Required action. Give every line of the data again, exactly as it is written.

(Stored dataset items)
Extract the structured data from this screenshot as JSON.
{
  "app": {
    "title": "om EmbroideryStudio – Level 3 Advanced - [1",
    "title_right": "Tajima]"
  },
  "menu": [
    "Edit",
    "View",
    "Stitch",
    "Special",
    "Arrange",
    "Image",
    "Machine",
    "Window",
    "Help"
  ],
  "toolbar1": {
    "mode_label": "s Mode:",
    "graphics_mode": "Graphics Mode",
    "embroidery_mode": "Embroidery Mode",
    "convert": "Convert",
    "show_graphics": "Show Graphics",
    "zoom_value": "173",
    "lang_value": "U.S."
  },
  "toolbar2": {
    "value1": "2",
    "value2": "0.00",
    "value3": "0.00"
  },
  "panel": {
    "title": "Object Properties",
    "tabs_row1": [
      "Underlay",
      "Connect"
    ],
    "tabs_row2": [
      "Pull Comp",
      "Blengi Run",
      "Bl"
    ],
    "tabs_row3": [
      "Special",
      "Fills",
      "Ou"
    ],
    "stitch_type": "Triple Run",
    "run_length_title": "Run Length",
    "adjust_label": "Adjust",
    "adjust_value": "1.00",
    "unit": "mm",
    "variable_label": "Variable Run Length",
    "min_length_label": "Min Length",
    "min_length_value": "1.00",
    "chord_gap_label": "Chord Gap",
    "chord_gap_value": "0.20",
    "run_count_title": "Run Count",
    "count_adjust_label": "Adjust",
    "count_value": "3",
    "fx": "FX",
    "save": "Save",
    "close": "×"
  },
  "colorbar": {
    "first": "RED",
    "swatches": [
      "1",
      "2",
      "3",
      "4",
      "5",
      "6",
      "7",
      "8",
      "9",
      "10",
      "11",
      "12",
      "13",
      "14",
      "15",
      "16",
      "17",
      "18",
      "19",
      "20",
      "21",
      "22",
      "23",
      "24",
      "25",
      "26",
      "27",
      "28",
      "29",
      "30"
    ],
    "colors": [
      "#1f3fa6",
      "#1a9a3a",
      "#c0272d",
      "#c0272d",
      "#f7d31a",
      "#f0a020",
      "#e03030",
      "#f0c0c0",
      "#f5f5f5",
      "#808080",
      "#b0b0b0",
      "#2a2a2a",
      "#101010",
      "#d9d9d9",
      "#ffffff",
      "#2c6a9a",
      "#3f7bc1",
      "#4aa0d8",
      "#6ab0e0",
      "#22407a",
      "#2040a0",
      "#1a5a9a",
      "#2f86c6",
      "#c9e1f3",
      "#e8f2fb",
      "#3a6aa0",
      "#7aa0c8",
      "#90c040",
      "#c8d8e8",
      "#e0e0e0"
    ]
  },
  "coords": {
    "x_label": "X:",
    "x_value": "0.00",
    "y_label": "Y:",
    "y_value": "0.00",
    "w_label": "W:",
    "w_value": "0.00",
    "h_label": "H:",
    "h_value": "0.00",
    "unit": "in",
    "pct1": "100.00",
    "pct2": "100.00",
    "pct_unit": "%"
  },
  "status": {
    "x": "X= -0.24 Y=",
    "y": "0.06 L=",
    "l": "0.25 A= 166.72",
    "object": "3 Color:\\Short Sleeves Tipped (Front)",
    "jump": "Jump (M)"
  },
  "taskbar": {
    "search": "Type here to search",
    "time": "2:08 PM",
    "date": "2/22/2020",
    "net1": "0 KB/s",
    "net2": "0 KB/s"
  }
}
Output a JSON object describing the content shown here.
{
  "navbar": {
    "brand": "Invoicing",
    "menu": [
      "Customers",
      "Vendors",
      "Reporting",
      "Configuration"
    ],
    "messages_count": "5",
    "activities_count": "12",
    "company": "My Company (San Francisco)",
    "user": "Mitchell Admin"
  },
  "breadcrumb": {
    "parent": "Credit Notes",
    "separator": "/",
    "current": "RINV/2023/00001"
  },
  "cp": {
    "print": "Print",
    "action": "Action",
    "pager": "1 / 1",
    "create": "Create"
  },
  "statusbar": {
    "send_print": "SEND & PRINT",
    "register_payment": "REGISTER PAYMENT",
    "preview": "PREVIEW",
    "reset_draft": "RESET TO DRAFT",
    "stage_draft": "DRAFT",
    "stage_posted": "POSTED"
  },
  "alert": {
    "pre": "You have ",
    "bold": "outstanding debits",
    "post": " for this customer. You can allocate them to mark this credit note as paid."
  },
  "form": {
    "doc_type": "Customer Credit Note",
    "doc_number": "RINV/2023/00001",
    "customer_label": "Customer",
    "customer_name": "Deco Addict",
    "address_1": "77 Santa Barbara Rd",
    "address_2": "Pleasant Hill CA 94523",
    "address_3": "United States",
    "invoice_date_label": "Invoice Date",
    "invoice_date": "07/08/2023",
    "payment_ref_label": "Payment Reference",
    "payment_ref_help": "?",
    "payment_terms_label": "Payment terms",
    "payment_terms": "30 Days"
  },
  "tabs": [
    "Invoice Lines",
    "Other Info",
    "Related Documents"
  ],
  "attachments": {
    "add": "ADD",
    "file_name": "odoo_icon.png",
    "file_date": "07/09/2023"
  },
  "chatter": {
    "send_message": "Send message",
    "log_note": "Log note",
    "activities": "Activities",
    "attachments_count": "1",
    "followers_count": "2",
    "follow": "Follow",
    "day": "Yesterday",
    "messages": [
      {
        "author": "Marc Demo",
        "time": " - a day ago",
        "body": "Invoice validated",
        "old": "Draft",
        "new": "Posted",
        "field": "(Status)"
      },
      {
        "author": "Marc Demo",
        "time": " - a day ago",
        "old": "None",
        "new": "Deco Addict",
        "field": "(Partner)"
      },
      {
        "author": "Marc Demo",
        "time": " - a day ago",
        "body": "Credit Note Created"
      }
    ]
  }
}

Written reply.
Extract the structured data from this screenshot as JSON.
{
  "app": {
    "title": "om EmbroideryStudio – Level 3 Advanced - [1",
    "title_right": "Tajima]"
  },
  "menu": [
    "Edit",
    "View",
    "Stitch",
    "Special",
    "Arrange",
    "Image",
    "Machine",
    "Window",
    "Help"
  ],
  "toolbar1": {
    "mode_label": "s Mode:",
    "graphics_mode": "Graphics Mode",
    "embroidery_mode": "Embroidery Mode",
    "convert": "Convert",
    "show_graphics": "Show Graphics",
    "zoom_value": "173",
    "lang_value": "U.S."
  },
  "toolbar2": {
    "value1": "2",
    "value2": "0.00",
    "value3": "0.00"
  },
  "panel": {
    "title": "Object Properties",
    "tabs_row1": [
      "Underlay",
      "Connect"
    ],
    "tabs_row2": [
      "Pull Comp",
      "Blengi Run",
      "Bl"
    ],
    "tabs_row3": [
      "Special",
      "Fills",
      "Ou"
    ],
    "stitch_type": "Triple Run",
    "run_length_title": "Run Length",
    "adjust_label": "Adjust",
    "adjust_value": "1.00",
    "unit": "mm",
    "variable_label": "Variable Run Length",
    "min_length_label": "Min Length",
    "min_length_value": "1.00",
    "chord_gap_label": "Chord Gap",
    "chord_gap_value": "0.20",
    "run_count_title": "Run Count",
    "count_adjust_label": "Adjust",
    "count_value": "3",
    "fx": "FX",
    "save": "Save",
    "close": "×"
  },
  "colorbar": {
    "first": "RED",
    "swatches": [
      "1",
      "2",
      "3",
      "4",
      "5",
      "6",
      "7",
      "8",
      "9",
      "10",
      "11",
      "12",
      "13",
      "14",
      "15",
      "16",
      "17",
      "18",
      "19",
      "20",
      "21",
      "22",
      "23",
      "24",
      "25",
      "26",
      "27",
      "28",
      "29",
      "30"
    ],
    "colors": [
      "#1f3fa6",
      "#1a9a3a",
      "#c0272d",
      "#c0272d",
      "#f7d31a",
      "#f0a020",
      "#e03030",
      "#f0c0c0",
      "#f5f5f5",
      "#808080",
      "#b0b0b0",
      "#2a2a2a",
      "#101010",
      "#d9d9d9",
      "#ffffff",
      "#2c6a9a",
      "#3f7bc1",
      "#4aa0d8",
      "#6ab0e0",
      "#22407a",
      "#2040a0",
      "#1a5a9a",
      "#2f86c6",
      "#c9e1f3",
      "#e8f2fb",
      "#3a6aa0",
      "#7aa0c8",
      "#90c040",
      "#c8d8e8",
      "#e0e0e0"
    ]
  },
  "coords": {
    "x_label": "X:",
    "x_value": "0.00",
    "y_label": "Y:",
    "y_value": "0.00",
    "w_label": "W:",
    "w_value": "0.00",
    "h_label": "H:",
    "h_value": "0.00",
    "unit": "in",
    "pct1": "100.00",
    "pct2": "100.00",
    "pct_unit": "%"
  },
  "status": {
    "x": "X= -0.24 Y=",
    "y": "0.06 L=",
    "l": "0.25 A= 166.72",
    "object": "3 Color:\\Short Sleeves Tipped (Front)",
    "jump": "Jump (M)"
  },
  "taskbar": {
    "search": "Type here to search",
    "time": "2:08 PM",
    "date": "2/22/2020",
    "net1": "0 KB/s",
    "net2": "0 KB/s"
  }
}
Output a JSON object describing the content shown here.
{
  "navbar": {
    "brand": "Invoicing",
    "menu": [
      "Customers",
      "Vendors",
      "Reporting",
      "Configuration"
    ],
    "messages_count": "5",
    "activities_count": "12",
    "company": "My Company (San Francisco)",
    "user": "Mitchell Admin"
  },
  "breadcrumb": {
    "parent": "Credit Notes",
    "separator": "/",
    "current": "RINV/2023/00001"
  },
  "cp": {
    "print": "Print",
    "action": "Action",
    "pager": "1 / 1",
    "create": "Create"
  },
  "statusbar": {
    "send_print": "SEND & PRINT",
    "register_payment": "REGISTER PAYMENT",
    "preview": "PREVIEW",
    "reset_draft": "RESET TO DRAFT",
    "stage_draft": "DRAFT",
    "stage_posted": "POSTED"
  },
  "alert": {
    "pre": "You have ",
    "bold": "outstanding debits",
    "post": " for this customer. You can allocate them to mark this credit note as paid."
  },
  "form": {
    "doc_type": "Customer Credit Note",
    "doc_number": "RINV/2023/00001",
    "customer_label": "Customer",
    "customer_name": "Deco Addict",
    "address_1": "77 Santa Barbara Rd",
    "address_2": "Pleasant Hill CA 94523",
    "address_3": "United States",
    "invoice_date_label": "Invoice Date",
    "invoice_date": "07/08/2023",
    "payment_ref_label": "Payment Reference",
    "payment_ref_help": "?",
    "payment_terms_label": "Payment terms",
    "payment_terms": "30 Days"
  },
  "tabs": [
    "Invoice Lines",
    "Other Info",
    "Related Documents"
  ],
  "attachments": {
    "add": "ADD",
    "file_name": "odoo_icon.png",
    "file_date": "07/09/2023"
  },
  "chatter": {
    "send_message": "Send message",
    "log_note": "Log note",
    "activities": "Activities",
    "attachments_count": "1",
    "followers_count": "2",
    "follow": "Follow",
    "day": "Yesterday",
    "messages": [
      {
        "author": "Marc Demo",
        "time": " - a day ago",
        "body": "Invoice validated",
        "old": "Draft",
        "new": "Posted",
        "field": "(Status)"
      },
      {
        "author": "Marc Demo",
        "time": " - a day ago",
        "old": "None",
        "new": "Deco Addict",
        "field": "(Partner)"
      },
      {
        "author": "Marc Demo",
        "time": " - a day ago",
        "body": "Credit Note Created"
      }
    ]
  }
}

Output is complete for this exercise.